*INPUT FOR THIS TASK*:
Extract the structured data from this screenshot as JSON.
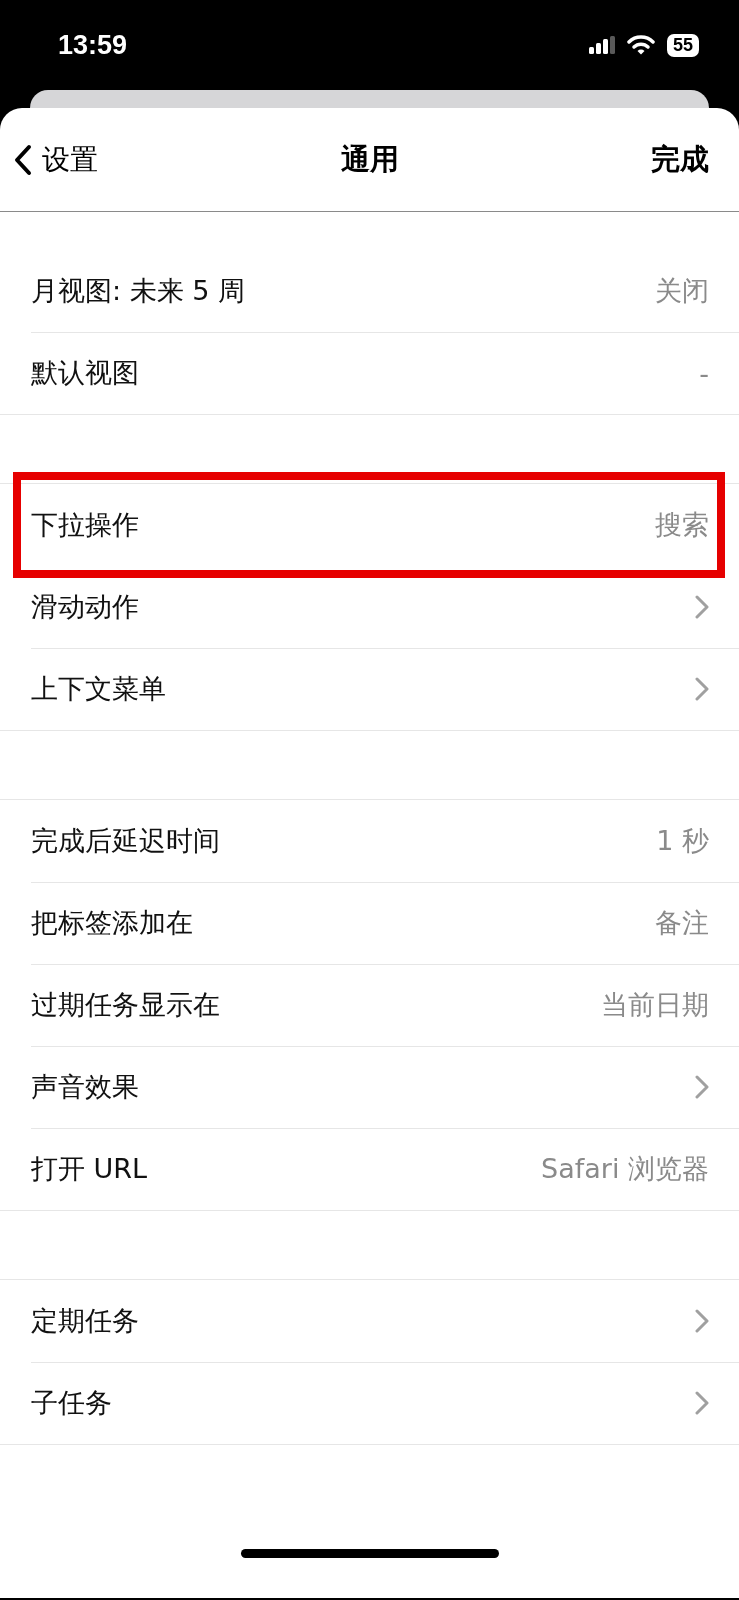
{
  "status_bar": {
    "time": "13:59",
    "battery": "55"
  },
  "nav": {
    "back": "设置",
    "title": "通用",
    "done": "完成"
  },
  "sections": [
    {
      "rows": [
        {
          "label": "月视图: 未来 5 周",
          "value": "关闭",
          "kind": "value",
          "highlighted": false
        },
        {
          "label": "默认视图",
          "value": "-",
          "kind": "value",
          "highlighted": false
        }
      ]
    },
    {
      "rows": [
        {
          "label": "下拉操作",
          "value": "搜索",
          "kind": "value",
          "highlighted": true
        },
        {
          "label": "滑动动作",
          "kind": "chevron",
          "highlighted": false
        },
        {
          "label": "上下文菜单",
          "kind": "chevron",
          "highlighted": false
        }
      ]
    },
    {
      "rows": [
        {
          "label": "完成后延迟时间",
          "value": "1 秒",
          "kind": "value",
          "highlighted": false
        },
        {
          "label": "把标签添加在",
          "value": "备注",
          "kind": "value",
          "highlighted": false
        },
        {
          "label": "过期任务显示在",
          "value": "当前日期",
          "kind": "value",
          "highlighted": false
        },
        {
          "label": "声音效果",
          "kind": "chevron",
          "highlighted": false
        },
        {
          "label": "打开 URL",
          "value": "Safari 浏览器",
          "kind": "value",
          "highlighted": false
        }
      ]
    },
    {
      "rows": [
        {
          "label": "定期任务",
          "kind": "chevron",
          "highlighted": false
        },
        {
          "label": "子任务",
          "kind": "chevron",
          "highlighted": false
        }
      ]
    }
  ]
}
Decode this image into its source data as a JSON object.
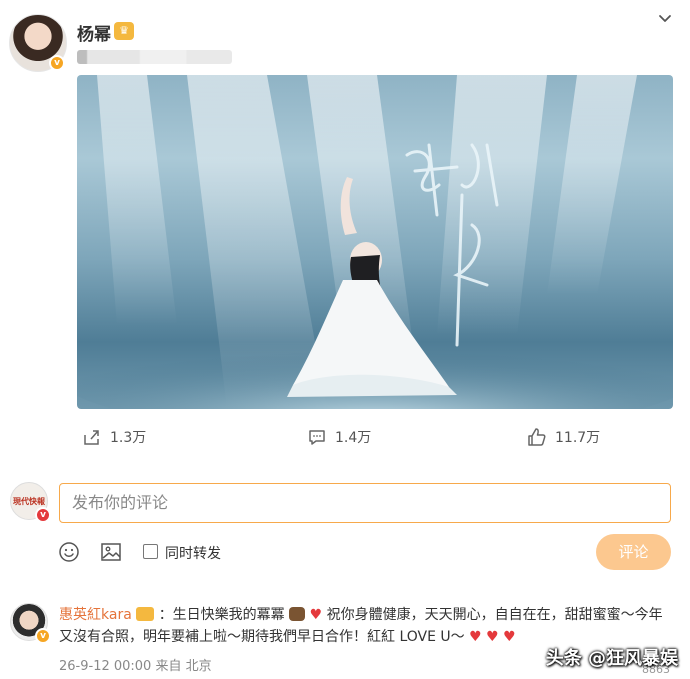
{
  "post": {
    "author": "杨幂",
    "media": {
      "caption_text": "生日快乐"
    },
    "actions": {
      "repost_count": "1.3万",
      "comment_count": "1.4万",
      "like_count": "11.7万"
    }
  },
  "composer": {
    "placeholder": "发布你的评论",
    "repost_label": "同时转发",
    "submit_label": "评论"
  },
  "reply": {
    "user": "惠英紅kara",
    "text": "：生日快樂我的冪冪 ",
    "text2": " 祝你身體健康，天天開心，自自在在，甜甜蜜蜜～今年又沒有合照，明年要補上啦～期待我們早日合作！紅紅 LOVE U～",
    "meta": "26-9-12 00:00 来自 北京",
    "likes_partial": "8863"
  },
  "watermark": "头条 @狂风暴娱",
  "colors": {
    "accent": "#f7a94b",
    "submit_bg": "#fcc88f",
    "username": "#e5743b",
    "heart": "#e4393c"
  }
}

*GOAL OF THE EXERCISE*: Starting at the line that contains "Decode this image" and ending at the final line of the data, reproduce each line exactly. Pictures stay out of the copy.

*TASK ANSWER*:
Decode this image into its source data as a JSON object.
{
  "post": {
    "author": "杨幂",
    "media": {
      "caption_text": "生日快乐"
    },
    "actions": {
      "repost_count": "1.3万",
      "comment_count": "1.4万",
      "like_count": "11.7万"
    }
  },
  "composer": {
    "placeholder": "发布你的评论",
    "repost_label": "同时转发",
    "submit_label": "评论"
  },
  "reply": {
    "user": "惠英紅kara",
    "text": "：生日快樂我的冪冪 ",
    "text2": " 祝你身體健康，天天開心，自自在在，甜甜蜜蜜～今年又沒有合照，明年要補上啦～期待我們早日合作！紅紅 LOVE U～",
    "meta": "26-9-12 00:00 来自 北京",
    "likes_partial": "8863"
  },
  "watermark": "头条 @狂风暴娱",
  "colors": {
    "accent": "#f7a94b",
    "submit_bg": "#fcc88f",
    "username": "#e5743b",
    "heart": "#e4393c"
  }
}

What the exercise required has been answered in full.